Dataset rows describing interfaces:
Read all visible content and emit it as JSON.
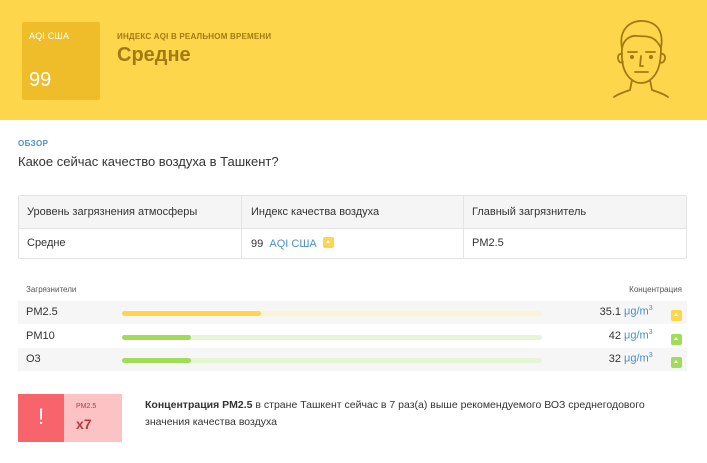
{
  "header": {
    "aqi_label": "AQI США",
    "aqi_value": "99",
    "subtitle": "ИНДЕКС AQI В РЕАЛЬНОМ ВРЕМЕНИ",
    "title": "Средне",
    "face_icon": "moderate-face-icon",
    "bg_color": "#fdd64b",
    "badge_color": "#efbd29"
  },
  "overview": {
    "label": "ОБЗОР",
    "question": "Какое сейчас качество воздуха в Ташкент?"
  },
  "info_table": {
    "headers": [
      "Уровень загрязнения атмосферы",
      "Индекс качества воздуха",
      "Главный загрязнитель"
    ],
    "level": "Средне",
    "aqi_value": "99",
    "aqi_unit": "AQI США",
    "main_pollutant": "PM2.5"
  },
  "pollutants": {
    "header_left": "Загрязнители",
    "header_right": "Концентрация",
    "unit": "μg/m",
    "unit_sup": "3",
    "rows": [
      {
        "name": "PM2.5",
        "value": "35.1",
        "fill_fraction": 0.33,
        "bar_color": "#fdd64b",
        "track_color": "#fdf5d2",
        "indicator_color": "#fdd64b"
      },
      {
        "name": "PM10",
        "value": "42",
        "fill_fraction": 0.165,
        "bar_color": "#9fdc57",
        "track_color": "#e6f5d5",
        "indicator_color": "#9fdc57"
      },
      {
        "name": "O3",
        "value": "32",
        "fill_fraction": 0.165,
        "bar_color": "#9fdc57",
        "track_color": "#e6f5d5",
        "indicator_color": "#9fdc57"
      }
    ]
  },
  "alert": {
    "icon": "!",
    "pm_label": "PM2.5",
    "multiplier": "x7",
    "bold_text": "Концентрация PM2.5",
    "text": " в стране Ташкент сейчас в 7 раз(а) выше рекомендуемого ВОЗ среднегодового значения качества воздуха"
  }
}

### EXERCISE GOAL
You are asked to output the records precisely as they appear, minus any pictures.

### TASK ANSWER
Read all visible content and emit it as JSON.
{
  "header": {
    "aqi_label": "AQI США",
    "aqi_value": "99",
    "subtitle": "ИНДЕКС AQI В РЕАЛЬНОМ ВРЕМЕНИ",
    "title": "Средне",
    "face_icon": "moderate-face-icon",
    "bg_color": "#fdd64b",
    "badge_color": "#efbd29"
  },
  "overview": {
    "label": "ОБЗОР",
    "question": "Какое сейчас качество воздуха в Ташкент?"
  },
  "info_table": {
    "headers": [
      "Уровень загрязнения атмосферы",
      "Индекс качества воздуха",
      "Главный загрязнитель"
    ],
    "level": "Средне",
    "aqi_value": "99",
    "aqi_unit": "AQI США",
    "main_pollutant": "PM2.5"
  },
  "pollutants": {
    "header_left": "Загрязнители",
    "header_right": "Концентрация",
    "unit": "μg/m",
    "unit_sup": "3",
    "rows": [
      {
        "name": "PM2.5",
        "value": "35.1",
        "fill_fraction": 0.33,
        "bar_color": "#fdd64b",
        "track_color": "#fdf5d2",
        "indicator_color": "#fdd64b"
      },
      {
        "name": "PM10",
        "value": "42",
        "fill_fraction": 0.165,
        "bar_color": "#9fdc57",
        "track_color": "#e6f5d5",
        "indicator_color": "#9fdc57"
      },
      {
        "name": "O3",
        "value": "32",
        "fill_fraction": 0.165,
        "bar_color": "#9fdc57",
        "track_color": "#e6f5d5",
        "indicator_color": "#9fdc57"
      }
    ]
  },
  "alert": {
    "icon": "!",
    "pm_label": "PM2.5",
    "multiplier": "x7",
    "bold_text": "Концентрация PM2.5",
    "text": " в стране Ташкент сейчас в 7 раз(а) выше рекомендуемого ВОЗ среднегодового значения качества воздуха"
  }
}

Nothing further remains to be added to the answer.